Can you handle your case by yourself? Of course you can. Is it a good idea? It all depends. You definitely don’t need an attorney for a small accident case, one that involves little or no property damage to your car and one in which your injuries and treatment last no more than a month or two.
My firm doesn’t accept small accident cases because of my belief we should take cases only when a client could receive a significant benefit in return for our time and expertise. We can help clients even with small cases, but after the fees we’d need to charge to be fair to our obligations to our firm—including the attorney, case manager, paralegals, medical records review specialists, and others—there might be little left over, and that wouldn’t be fair to clients with small claims.
I counsel potential clients every week about the projected values of their cases and give them free advice on what they need to look out for if they decide to go it alone. Those calls—and I take them almost every day—are one of my motivations for writing this book.
An experienced personal injury attorney who goes to court (and wins) has a better understanding of what a claim is worth and can often effectively communicate the value of the claim to insurance adjusters. Unless you’re in the business of settling and litigating injury cases, you will be at a serious disadvantage when dealing with a seasoned insurance claims representative if you don’t have an experienced lawyer at your side.
I recommend handling your case alone in Tennessee only if the property damage is very minimal (less than $2,000, say), and your non-surgical, non-permanent injuries totally healed in less than ninety days after the accident. But if you’re experiencing any ongoing pain, you need to be extremely careful about settling your case. You may think you’ll recover completely from your injury in a month or so from now, but be careful! Many people who suffer soft tissue injuries (such as whiplash) get 90 percent better in the early months but might have to deal with continual neck or low back pain for the rest of their lives. You need to be totally pain free for at least sixty days before you consider settling your case. Once you settle, you settle forever. You get only one shot, so make sure you’re secure in your decision.

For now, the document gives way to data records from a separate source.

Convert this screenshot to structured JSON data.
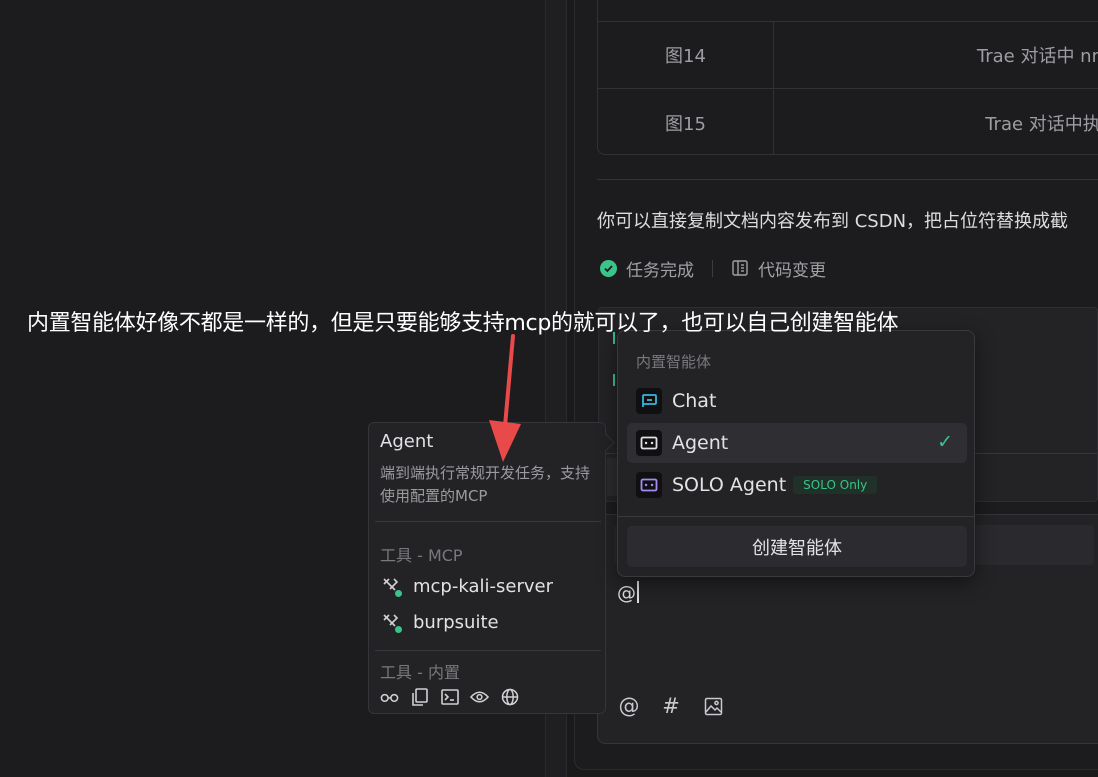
{
  "doc_table": {
    "rows": [
      {
        "label": "图14",
        "desc": "Trae 对话中 nm"
      },
      {
        "label": "图15",
        "desc": "Trae 对话中执"
      }
    ]
  },
  "message": {
    "text": "你可以直接复制文档内容发布到 CSDN，把占位符替换成截",
    "task_status": "任务完成",
    "code_change": "代码变更"
  },
  "annotation": {
    "text": "内置智能体好像不都是一样的，但是只要能够支持mcp的就可以了，也可以自己创建智能体"
  },
  "agent_card": {
    "title": "Agent",
    "description": "端到端执行常规开发任务，支持使用配置的MCP",
    "mcp_section": "工具 - MCP",
    "mcp_tools": [
      "mcp-kali-server",
      "burpsuite"
    ],
    "builtin_section": "工具 - 内置",
    "builtin_icons": [
      "glasses-icon",
      "copy-icon",
      "terminal-icon",
      "preview-icon",
      "globe-icon"
    ]
  },
  "agent_menu": {
    "section_label": "内置智能体",
    "items": [
      {
        "label": "Chat",
        "icon": "chat-icon",
        "selected": false
      },
      {
        "label": "Agent",
        "icon": "agent-icon",
        "selected": true
      },
      {
        "label": "SOLO Agent",
        "icon": "solo-agent-icon",
        "badge": "SOLO Only",
        "selected": false
      }
    ],
    "create_label": "创建智能体"
  },
  "input": {
    "value": "@",
    "tools": [
      "at-icon",
      "hash-icon",
      "image-icon"
    ]
  },
  "colors": {
    "accent_green": "#3ac48a",
    "annotation_arrow": "#e84a4a",
    "background": "#1c1c1e"
  }
}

Accidents due to grossly negligent actions (i.e., DUI) expose the carrier to what are called punitive damages, which are designed to punish and deter wrongful reckless conduct. The insurance company may tell you its policy doesn’t cover such damages. While that may (or may not) be true, it could factor into your case evaluation. You may have been hit by a third-offense drunk driver who attempted to flee the scene, or you may have been hit by a wonderful older woman on her way to church. Juries feel. Sometimes they feel anger. Sometimes compassion. Their verdicts will reflect that feeling. It can cut both ways. Bottom line, if you are hit by a DUI driver, your case is worth more. The adjuster fears defending their drunk insureds. Don’t let the adjuster sway you otherwise.
Before you decide to go it alone …
In 1999, the Insurance Research Council (IRC), a nonprofit supported by insurance companies in the United States, performed a study to find out if people who had accident claims received more money in settlements by using attorneys than did those who settled on their own. The IRC (IRCweb.org) found that people who used attorneys received on average three and a half times more money in settlements than those who settled on their own. This study debunks the myth the adjusters feed you to keep you from hiring a lawyer who will have only your interests in mind.